For the last few years Hennepin County has followed a unique process for marriage dissolutions.  The process is aimed at trying to expedite courtroom proceedings and minimize the conflict and the expense associated when parties quickly resort to litigating dissolutions.  In the fall of 2010, Carver County, Scott County and Dakota County jumped on the band wagon and have adopted Hennepin County’s process.  It works like this:

As soon as a party files a petition or answer with the court, the matter is assigned to a judge or referee who will be responsible for all aspects of your case until its conclusion. Within two or three weeks, the Court will schedule an Initial Case Management Conference (“ICMC”). All lawyers and both parties must appear at the ICMC. And, in almost all circumstances the parties will not be allowed to file motions, including temporary motions, until the ICMC takes place.  Prior to the ICMC each party fills out as simple form that provides an overview to the court of the issues relevant to their case.

Depending on the judge or referee, most ICMC’s are informal. The judge will come into the courtroom and give a small presentation to the parties. There is no court reporter and no one gives testimony. This presentation has a common theme- the benefit of working cooperatively to reach a mediated settlement.

The judge will then discuss what issues they believe your case presents, what needs to be done to reach a resolution of those issues, what procedures are necessary to prepare the matter for resolution (either through subsequent settlement or trial) and how much time will be needed to complete these tasks.

The parties are also given an opportunity to dispose of issues they have already resolved.  Some judges will allow this information to be placed on the record. At this point, it will also be determined whether a temporary hearing is necessary (for thing like temporary maintenance and support).

Next, the parties discuss with the court whether one or both of the processes called early neutral evaluations would be beneficial to the parties. If the court is advised a custody/parenting time issue is present, the judge will likely order that the parties participate in a Social Early Neutral Evaluation (“SENE”). In this process the parties and counsel are scheduled to meet with two  evaluators – one male and one female.

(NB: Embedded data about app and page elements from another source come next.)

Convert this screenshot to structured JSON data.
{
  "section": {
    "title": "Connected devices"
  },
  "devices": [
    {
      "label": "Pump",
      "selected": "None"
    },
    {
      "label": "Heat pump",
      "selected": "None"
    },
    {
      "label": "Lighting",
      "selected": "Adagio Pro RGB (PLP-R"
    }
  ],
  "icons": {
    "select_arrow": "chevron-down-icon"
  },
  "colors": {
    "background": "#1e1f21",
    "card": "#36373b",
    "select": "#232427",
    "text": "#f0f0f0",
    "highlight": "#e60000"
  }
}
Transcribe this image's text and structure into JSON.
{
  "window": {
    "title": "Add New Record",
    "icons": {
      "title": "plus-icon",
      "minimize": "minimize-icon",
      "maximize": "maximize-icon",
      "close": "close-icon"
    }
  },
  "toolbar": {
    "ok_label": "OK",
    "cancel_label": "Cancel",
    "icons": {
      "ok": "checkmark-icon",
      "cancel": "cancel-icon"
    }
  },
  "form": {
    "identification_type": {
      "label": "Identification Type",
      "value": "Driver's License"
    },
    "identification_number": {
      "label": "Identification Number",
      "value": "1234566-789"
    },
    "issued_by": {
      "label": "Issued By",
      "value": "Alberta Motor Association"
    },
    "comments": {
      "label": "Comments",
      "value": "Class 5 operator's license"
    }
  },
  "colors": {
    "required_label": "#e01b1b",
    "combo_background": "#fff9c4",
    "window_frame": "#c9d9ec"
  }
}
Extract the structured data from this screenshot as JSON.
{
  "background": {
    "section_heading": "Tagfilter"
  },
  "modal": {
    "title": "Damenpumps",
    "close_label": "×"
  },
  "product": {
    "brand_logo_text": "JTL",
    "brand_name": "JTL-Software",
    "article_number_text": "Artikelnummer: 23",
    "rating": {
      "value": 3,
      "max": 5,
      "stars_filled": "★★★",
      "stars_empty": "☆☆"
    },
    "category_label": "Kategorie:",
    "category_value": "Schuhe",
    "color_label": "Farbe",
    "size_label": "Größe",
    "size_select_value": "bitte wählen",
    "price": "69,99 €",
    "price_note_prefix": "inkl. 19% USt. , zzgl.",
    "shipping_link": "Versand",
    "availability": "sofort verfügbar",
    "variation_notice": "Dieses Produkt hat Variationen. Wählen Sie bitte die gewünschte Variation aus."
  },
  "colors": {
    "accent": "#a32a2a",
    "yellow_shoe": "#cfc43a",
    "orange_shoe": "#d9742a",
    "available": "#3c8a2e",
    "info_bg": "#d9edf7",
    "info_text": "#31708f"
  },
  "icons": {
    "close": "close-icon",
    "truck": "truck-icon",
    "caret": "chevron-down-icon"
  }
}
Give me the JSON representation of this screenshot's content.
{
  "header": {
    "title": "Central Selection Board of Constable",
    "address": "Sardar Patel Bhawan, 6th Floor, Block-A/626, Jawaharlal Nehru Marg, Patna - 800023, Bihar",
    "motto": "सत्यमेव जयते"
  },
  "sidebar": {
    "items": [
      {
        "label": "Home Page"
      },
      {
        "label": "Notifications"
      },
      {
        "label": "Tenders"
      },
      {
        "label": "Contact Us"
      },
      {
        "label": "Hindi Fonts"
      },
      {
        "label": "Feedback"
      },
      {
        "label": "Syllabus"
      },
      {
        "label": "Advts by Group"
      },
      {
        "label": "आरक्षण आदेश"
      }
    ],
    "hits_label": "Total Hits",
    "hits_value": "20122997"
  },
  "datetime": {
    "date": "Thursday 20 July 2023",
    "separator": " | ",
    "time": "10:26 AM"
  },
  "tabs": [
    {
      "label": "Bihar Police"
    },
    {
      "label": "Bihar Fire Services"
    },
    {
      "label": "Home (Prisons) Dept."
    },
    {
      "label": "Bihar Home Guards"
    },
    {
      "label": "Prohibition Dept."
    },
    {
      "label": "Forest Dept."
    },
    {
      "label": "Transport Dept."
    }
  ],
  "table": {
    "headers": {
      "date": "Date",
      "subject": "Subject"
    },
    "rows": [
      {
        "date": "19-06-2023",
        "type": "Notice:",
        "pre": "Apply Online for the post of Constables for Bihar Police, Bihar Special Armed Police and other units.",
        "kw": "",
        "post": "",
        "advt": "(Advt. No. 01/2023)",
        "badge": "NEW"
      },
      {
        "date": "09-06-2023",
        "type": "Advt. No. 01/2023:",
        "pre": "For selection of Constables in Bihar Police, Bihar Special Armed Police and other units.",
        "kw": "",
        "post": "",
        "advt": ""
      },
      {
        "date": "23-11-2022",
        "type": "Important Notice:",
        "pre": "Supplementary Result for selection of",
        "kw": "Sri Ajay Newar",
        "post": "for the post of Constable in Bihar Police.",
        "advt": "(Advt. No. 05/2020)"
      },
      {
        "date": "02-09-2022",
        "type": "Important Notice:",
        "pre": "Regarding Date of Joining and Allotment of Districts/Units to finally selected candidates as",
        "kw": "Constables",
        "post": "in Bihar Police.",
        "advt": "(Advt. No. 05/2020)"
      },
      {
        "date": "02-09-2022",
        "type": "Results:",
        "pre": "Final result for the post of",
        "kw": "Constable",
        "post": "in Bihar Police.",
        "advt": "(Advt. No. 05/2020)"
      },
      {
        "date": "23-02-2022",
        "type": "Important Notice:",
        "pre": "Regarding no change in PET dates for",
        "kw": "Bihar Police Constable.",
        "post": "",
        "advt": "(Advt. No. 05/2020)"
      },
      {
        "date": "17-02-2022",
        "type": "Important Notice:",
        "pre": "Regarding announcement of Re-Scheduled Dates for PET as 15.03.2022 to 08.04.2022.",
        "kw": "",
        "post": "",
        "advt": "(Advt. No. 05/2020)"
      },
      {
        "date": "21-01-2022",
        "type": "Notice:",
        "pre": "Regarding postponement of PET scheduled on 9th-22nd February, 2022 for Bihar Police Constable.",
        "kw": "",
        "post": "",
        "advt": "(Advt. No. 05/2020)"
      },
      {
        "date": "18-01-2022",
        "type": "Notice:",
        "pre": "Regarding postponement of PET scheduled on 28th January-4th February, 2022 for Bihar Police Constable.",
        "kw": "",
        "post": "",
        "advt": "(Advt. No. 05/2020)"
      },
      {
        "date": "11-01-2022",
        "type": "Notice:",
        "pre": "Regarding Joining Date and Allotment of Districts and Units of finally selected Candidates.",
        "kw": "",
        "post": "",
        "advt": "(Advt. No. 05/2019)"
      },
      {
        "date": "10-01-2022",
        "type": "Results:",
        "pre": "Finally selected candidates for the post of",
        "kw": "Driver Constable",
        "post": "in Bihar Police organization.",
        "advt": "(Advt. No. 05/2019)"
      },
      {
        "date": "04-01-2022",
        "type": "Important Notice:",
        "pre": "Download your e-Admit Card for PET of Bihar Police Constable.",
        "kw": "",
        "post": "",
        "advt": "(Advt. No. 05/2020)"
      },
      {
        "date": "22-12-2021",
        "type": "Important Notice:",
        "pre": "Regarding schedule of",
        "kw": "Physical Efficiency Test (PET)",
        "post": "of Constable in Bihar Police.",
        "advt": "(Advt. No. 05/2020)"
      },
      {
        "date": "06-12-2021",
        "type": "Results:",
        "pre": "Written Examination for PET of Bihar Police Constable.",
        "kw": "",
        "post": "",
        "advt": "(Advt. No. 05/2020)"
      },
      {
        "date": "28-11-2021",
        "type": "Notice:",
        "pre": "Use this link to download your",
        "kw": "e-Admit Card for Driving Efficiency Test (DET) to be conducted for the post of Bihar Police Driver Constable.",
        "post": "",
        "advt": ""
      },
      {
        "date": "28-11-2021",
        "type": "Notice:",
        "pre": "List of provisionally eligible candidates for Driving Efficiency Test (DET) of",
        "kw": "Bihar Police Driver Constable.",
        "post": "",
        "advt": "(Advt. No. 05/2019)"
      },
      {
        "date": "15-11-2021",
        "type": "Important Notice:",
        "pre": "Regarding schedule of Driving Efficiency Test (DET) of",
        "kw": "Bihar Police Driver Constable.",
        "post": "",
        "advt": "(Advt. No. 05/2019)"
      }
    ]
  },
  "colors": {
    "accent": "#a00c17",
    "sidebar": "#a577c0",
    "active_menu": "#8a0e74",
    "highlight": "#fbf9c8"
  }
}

At the SENE, each party tells their story and then responds to questions posed by the evaluators as to how they have traditionally parented/co-parented the children, and what custody/parenting time arrangement each desires. The two evaluators will then briefly adjourn, and then return to advise the parties what recommendation would result from a full custody evaluation. Lawyers usually attend the SENE with their clients, but often they say little.  Frankly, the parties know their situation better than the lawyers. Many parties are able to reach a settlement of most parenting time issues after hearing this informal report.

A second option is a financial Financial Early Neutral Evaluation (“FENE”.)  An FENE is for people who are having difficulties amicably dividing assets and debts. This is not the place to discuss who gets the bedroom set, but how to divide pensions and real estate. As part of this process, other trained attorneys or financial experts not involved in the matter are chosen as an evaluator.  They are provided with financial information as to the parties’ respective income, needs, and assets. This expert then advises the parties of what result he or she believes would occur as a result of a trial on the matter.

Different attorneys have different opinions about the ICMC/ENE process.  Frankly, I think it is very useful and although takes some time and cost up front, is cost saving because it prevents expensive and protracted litigation. A good judge can be very helpful in resolving matters at the ICMC which prevents the parties from needing to seek temporary relief.  Moreover, I personally believe the ENE process is much more effective than mediation.  At most ENEs, the parties remain in one room together versus being split up into separate rooms: this forces dialogue between the parties.  Moreover, quite often a mediator will not provide his or her opinion on the case in the same manner an evaluator will.  This is especially true at an SENE where the evaluators provide suggestions that at minimum can work as framework for making final custody decisions.